*What you need to do*
Read through the listing below and copy each line in which the word "path" occurs.
*** Opening Data supplied ***
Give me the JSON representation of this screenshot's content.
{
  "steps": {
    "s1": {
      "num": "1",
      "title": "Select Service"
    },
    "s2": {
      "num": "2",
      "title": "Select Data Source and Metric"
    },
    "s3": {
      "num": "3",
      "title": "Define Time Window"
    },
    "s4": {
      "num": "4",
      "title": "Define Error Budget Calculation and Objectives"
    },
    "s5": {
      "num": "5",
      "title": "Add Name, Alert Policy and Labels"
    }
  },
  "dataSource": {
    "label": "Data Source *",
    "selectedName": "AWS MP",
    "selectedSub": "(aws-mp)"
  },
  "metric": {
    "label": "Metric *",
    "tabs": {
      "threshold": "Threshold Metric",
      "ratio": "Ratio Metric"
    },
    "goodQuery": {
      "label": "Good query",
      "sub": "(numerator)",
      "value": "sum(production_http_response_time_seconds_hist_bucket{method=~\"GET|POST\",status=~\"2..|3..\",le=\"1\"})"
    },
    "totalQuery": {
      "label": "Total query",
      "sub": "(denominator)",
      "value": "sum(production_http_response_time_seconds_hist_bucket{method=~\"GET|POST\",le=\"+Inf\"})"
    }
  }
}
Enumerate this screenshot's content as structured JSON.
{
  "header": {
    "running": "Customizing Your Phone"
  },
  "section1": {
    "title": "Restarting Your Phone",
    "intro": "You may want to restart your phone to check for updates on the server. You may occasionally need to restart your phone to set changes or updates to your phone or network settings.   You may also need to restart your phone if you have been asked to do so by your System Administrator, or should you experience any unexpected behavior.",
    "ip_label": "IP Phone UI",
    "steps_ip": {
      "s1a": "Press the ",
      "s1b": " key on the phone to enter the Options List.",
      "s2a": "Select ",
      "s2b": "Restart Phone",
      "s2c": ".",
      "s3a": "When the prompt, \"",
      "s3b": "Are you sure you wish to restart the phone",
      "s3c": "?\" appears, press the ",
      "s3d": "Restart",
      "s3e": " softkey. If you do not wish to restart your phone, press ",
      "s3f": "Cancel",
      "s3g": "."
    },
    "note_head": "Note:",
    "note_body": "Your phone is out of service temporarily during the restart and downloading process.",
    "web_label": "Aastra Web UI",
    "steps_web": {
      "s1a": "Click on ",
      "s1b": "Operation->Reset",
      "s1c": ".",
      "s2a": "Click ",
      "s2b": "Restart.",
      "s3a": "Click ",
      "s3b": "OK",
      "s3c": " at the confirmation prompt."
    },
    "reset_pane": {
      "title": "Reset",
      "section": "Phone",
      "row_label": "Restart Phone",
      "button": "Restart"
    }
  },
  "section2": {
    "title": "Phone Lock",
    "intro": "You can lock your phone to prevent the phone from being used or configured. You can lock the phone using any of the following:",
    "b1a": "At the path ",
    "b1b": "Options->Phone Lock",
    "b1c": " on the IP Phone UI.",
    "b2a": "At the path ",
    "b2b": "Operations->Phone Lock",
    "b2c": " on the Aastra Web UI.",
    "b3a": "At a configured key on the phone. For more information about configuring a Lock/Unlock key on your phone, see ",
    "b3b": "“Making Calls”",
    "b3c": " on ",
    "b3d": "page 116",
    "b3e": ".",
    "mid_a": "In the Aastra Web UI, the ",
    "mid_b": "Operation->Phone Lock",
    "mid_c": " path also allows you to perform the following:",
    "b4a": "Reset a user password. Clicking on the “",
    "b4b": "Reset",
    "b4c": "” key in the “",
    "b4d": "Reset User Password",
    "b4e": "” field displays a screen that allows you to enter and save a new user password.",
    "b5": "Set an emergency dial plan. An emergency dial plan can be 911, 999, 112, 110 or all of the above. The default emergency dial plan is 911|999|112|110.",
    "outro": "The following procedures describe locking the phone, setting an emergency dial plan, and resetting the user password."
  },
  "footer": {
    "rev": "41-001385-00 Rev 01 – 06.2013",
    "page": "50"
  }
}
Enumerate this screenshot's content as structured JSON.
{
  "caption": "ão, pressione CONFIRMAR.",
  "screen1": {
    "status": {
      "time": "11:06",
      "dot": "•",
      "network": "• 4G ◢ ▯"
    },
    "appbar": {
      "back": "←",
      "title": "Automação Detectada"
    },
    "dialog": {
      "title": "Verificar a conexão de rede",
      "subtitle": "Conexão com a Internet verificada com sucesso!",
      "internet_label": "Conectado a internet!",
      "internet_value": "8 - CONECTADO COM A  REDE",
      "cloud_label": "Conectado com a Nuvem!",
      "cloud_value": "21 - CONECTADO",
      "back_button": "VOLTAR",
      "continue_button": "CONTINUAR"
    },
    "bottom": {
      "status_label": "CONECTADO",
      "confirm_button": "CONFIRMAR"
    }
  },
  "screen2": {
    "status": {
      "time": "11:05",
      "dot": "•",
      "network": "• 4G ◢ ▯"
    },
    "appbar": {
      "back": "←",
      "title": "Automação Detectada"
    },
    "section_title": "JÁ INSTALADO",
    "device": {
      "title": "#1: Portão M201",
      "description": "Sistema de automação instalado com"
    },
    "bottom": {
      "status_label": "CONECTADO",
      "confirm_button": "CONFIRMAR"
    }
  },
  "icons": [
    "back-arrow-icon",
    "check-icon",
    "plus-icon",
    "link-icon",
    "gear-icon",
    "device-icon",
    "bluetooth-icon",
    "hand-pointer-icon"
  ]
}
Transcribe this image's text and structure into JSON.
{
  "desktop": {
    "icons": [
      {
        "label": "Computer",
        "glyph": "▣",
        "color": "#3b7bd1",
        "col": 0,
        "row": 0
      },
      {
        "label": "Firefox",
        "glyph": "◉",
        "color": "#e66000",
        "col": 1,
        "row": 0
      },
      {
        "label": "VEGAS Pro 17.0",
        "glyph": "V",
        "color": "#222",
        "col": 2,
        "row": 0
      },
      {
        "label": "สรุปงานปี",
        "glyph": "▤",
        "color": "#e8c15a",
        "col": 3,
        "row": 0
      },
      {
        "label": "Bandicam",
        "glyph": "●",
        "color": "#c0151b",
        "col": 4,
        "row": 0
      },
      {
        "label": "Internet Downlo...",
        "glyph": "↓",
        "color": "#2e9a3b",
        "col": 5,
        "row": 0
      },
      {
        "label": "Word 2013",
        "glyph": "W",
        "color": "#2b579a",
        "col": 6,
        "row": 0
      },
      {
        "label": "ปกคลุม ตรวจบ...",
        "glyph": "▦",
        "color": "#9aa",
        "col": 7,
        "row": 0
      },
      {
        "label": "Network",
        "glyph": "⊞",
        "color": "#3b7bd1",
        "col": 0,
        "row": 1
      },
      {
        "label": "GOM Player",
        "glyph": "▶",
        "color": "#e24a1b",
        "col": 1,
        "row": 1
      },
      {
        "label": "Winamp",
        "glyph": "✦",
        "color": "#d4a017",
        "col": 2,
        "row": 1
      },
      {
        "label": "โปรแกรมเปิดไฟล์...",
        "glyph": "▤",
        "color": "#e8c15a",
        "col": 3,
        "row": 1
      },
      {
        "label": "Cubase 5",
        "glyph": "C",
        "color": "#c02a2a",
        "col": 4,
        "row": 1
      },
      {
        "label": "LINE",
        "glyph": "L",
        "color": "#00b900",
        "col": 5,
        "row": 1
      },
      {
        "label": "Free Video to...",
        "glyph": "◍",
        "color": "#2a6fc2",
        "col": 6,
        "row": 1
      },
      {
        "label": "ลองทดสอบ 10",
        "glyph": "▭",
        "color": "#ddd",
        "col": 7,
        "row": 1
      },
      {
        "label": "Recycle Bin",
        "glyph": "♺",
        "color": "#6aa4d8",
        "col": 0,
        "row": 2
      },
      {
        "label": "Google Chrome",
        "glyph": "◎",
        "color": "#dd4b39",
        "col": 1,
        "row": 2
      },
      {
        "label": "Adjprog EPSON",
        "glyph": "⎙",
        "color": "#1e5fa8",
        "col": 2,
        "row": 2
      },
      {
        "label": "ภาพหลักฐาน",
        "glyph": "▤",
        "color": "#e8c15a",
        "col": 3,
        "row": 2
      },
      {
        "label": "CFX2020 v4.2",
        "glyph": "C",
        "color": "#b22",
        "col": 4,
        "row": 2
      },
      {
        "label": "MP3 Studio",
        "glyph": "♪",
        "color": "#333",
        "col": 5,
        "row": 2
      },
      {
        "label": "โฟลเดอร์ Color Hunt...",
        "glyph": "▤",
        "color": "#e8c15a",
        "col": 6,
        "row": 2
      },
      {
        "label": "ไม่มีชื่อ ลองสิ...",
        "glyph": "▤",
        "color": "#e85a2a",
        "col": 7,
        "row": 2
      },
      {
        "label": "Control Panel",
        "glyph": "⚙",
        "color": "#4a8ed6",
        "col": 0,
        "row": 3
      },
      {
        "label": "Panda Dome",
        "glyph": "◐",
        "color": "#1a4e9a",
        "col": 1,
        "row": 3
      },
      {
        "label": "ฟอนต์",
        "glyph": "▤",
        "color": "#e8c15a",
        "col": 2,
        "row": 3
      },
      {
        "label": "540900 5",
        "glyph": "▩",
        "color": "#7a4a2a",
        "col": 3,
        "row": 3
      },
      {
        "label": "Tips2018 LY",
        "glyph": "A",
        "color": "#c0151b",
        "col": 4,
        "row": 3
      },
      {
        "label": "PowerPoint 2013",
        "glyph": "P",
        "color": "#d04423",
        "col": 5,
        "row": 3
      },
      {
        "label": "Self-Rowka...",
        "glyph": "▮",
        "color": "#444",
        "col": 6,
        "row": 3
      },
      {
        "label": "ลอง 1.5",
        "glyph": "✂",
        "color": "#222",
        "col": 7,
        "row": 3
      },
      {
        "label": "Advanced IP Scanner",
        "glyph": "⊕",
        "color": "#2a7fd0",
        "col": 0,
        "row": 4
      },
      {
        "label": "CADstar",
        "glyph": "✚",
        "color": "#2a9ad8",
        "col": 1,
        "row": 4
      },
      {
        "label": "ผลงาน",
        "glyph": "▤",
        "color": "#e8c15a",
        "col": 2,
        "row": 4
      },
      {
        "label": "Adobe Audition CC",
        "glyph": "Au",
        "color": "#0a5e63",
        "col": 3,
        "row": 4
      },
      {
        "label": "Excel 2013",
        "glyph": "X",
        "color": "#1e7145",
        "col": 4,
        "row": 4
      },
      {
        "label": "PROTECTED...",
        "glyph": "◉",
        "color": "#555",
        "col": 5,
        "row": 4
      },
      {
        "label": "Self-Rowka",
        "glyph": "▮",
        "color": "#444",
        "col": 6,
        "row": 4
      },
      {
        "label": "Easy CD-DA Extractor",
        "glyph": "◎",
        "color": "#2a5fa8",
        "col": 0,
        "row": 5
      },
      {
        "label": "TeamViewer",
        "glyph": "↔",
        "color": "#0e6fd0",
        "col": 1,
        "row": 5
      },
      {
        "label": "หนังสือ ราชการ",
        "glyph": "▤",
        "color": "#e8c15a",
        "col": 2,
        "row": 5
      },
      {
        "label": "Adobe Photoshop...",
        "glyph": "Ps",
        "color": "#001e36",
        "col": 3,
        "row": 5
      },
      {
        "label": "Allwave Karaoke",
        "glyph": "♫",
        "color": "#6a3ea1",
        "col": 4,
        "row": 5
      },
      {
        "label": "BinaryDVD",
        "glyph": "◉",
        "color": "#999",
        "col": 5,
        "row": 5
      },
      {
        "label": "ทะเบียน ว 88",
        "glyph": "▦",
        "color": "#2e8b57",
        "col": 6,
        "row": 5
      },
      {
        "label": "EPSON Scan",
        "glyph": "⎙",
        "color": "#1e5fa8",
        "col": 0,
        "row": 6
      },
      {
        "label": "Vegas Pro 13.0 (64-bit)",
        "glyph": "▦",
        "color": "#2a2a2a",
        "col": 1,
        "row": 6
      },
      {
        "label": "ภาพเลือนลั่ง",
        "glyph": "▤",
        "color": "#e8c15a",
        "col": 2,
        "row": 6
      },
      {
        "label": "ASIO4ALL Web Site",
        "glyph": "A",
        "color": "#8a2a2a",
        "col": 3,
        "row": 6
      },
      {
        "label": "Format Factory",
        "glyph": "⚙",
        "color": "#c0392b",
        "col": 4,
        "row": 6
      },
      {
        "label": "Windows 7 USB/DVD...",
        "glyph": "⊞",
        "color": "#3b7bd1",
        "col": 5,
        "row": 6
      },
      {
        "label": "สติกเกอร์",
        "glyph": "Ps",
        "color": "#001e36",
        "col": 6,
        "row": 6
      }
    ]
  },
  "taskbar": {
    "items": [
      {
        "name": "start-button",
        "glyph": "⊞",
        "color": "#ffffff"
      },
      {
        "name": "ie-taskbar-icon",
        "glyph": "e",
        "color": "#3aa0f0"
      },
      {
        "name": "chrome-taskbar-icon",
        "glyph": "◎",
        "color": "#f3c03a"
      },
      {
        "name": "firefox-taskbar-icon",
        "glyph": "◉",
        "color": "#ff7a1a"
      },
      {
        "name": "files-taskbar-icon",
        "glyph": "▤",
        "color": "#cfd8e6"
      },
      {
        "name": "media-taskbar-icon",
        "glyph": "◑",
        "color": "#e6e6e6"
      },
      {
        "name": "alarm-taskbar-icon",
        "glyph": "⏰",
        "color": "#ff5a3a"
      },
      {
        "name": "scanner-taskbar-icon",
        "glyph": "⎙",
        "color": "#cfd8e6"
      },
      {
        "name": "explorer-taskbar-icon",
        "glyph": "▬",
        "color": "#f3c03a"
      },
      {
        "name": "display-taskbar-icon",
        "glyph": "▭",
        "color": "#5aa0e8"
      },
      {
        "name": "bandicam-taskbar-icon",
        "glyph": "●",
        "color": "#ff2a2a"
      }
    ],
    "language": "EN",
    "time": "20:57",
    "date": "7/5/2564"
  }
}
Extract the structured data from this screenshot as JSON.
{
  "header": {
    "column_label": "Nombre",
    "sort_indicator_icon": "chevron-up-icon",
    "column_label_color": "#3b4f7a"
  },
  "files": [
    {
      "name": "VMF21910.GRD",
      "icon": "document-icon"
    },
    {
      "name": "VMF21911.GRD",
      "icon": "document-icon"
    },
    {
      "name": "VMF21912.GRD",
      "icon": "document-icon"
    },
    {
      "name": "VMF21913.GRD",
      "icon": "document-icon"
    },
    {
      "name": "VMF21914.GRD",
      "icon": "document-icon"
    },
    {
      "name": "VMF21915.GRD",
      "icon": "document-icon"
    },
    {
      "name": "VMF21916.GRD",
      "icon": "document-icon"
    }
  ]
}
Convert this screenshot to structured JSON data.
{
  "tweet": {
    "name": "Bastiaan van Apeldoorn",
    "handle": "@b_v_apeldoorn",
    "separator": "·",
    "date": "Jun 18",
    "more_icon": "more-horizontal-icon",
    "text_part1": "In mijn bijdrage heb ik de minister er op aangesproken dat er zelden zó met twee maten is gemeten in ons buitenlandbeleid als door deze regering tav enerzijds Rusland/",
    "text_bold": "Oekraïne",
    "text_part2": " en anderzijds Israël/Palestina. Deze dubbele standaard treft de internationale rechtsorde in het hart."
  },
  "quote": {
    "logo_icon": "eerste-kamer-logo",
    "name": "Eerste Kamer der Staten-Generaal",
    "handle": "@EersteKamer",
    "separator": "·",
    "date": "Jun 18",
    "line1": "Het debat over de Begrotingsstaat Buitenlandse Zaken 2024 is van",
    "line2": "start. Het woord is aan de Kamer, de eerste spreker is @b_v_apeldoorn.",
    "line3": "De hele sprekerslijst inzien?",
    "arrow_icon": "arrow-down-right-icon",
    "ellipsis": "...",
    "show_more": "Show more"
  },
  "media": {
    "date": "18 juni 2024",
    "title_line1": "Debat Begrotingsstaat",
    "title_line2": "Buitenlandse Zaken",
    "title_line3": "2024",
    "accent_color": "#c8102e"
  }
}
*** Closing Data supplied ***
*Answer for the task*
    "b1a": "At the path ",
    "b2a": "At the path ",
    "mid_c": " path also allows you to perform the following:",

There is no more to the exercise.